We contribute to the existing literature on the related issues of bullshitting, overconfidence and overclaiming in three important ways. First, we use a large sample of 40,550 young people from nine Anglophone countries to examine bullshit, which enables us to dig deeper into the differences between subgroups (e.g. boys versus girls, advantaged vs. disadvantaged young people). Second, we provide the first internationally comparable evidence on bullshitting. We use confirmatory factor analysis to construct our scale and test for three hierarchical levels of measurement invariance (configural, metric and scalar). This allows us to compare average scores on our bullshit scale across countries in a robust and meaningful way. Finally, we also examine the relationship between bullshitting and various other psychological traits, including overconfidence, self-perceptions of popularity amongst peers and their reported levels of perseverance. Unlike many previous studies, we are able to investigate differences between bullshitters and non-bullshitters conditional upon a range of potential confounding characteristics (including a high-quality measure of educational achievement) providing stronger evidence that bullshitting really is independently related to these important psychological traits. 
Our findings support the view that young men are, on average, bigger bullshitters than young women, and that socio-economically advantaged teenagers are more likely to be bullshitters than their disadvantaged peers. There is also important cross-national variation, with young people in North American more likely to make exaggerated claims about their knowledge and abilities than those from Europe. Finally, we illustrate how bullshitters display overconfidence in their skills, and are more likely to report that they work hard when challenged and are popular at school than other young people. 

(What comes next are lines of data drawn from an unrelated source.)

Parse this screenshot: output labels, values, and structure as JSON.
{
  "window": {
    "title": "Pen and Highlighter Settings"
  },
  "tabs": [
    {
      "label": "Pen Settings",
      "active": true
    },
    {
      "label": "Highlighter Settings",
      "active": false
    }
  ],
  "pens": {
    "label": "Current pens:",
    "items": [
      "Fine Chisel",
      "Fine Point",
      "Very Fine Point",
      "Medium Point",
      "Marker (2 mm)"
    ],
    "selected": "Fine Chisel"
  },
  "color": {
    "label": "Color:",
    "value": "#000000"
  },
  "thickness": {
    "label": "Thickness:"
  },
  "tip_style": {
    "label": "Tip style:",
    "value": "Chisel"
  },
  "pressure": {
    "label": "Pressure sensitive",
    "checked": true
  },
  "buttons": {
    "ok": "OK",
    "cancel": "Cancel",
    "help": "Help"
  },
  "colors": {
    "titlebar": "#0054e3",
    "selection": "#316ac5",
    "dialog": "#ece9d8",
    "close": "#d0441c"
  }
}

The paper now proceeds as follows. Section 2 provides an overview of the Programme for International Student Assessment (PISA) 2012 data and our empirical methodology. This is accompanied by Appendix A, where we discuss how we test for measurement invariance of the latent bullshit scale across groups. Results are then presented in section 3, with discussion and conclusions following in section 4.